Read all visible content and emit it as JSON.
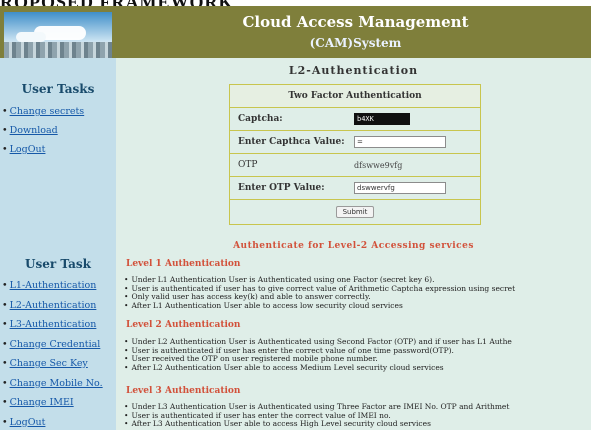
{
  "page": {
    "top_caption": "ROPOSED FRAMEWORK"
  },
  "header": {
    "title_line1": "Cloud Access Management",
    "title_line2": "(CAM)System"
  },
  "sidebar": {
    "group1_title": "User Tasks",
    "group1_items": [
      "Change secrets",
      "Download",
      "LogOut"
    ],
    "group2_title": "User Task",
    "group2_items": [
      "L1-Authentication",
      "L2-Authentication",
      "L3-Authentication",
      "Change Credential",
      "Change Sec Key",
      "Change Mobile No.",
      "Change IMEI",
      "LogOut"
    ]
  },
  "main": {
    "heading": "L2-Authentication",
    "form": {
      "title": "Two Factor Authentication",
      "captcha_label": "Captcha:",
      "captcha_value": "b4XK",
      "captcha_input_label": "Enter Capthca Value:",
      "captcha_input_value": "=",
      "otp_label": "OTP",
      "otp_value": "dfswwe9vfg",
      "otp_input_label": "Enter OTP Value:",
      "otp_input_value": "dswwervfg",
      "submit_label": "Submit"
    },
    "levels_title": "Authenticate for Level-2 Accessing services",
    "levels": [
      {
        "heading": "Level 1 Authentication",
        "lines": [
          "Under L1 Authentication User is Authenticated using one Factor (secret key 6).",
          "User is authenticated if user has to give correct value of Arithmetic Captcha expression using secret",
          "Only valid user has access key(k) and able to answer correctly.",
          "After L1 Authentication User able to access low security cloud services"
        ]
      },
      {
        "heading": "Level 2 Authentication",
        "lines": [
          "Under L2 Authentication User is Authenticated using Second Factor (OTP) and if user has L1 Authe",
          "User is authenticated if user has enter the correct value of one time password(OTP).",
          "User received the OTP on user registered mobile phone number.",
          "After L2 Authentication User able to access Medium Level security cloud services"
        ]
      },
      {
        "heading": "Level 3 Authentication",
        "lines": [
          "Under L3 Authentication User is Authenticated using Three Factor are IMEI No. OTP and Arithmet",
          "User is authenticated if user has enter the correct value of IMEI no.",
          "After L3 Authentication User able to access High Level security cloud services"
        ]
      }
    ]
  }
}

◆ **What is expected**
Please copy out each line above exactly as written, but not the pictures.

◆ **Exercise result**
Read all visible content and emit it as JSON.
{
  "page": {
    "top_caption": "ROPOSED FRAMEWORK"
  },
  "header": {
    "title_line1": "Cloud Access Management",
    "title_line2": "(CAM)System"
  },
  "sidebar": {
    "group1_title": "User Tasks",
    "group1_items": [
      "Change secrets",
      "Download",
      "LogOut"
    ],
    "group2_title": "User Task",
    "group2_items": [
      "L1-Authentication",
      "L2-Authentication",
      "L3-Authentication",
      "Change Credential",
      "Change Sec Key",
      "Change Mobile No.",
      "Change IMEI",
      "LogOut"
    ]
  },
  "main": {
    "heading": "L2-Authentication",
    "form": {
      "title": "Two Factor Authentication",
      "captcha_label": "Captcha:",
      "captcha_value": "b4XK",
      "captcha_input_label": "Enter Capthca Value:",
      "captcha_input_value": "=",
      "otp_label": "OTP",
      "otp_value": "dfswwe9vfg",
      "otp_input_label": "Enter OTP Value:",
      "otp_input_value": "dswwervfg",
      "submit_label": "Submit"
    },
    "levels_title": "Authenticate for Level-2 Accessing services",
    "levels": [
      {
        "heading": "Level 1 Authentication",
        "lines": [
          "Under L1 Authentication User is Authenticated using one Factor (secret key 6).",
          "User is authenticated if user has to give correct value of Arithmetic Captcha expression using secret",
          "Only valid user has access key(k) and able to answer correctly.",
          "After L1 Authentication User able to access low security cloud services"
        ]
      },
      {
        "heading": "Level 2 Authentication",
        "lines": [
          "Under L2 Authentication User is Authenticated using Second Factor (OTP) and if user has L1 Authe",
          "User is authenticated if user has enter the correct value of one time password(OTP).",
          "User received the OTP on user registered mobile phone number.",
          "After L2 Authentication User able to access Medium Level security cloud services"
        ]
      },
      {
        "heading": "Level 3 Authentication",
        "lines": [
          "Under L3 Authentication User is Authenticated using Three Factor are IMEI No. OTP and Arithmet",
          "User is authenticated if user has enter the correct value of IMEI no.",
          "After L3 Authentication User able to access High Level security cloud services"
        ]
      }
    ]
  }
}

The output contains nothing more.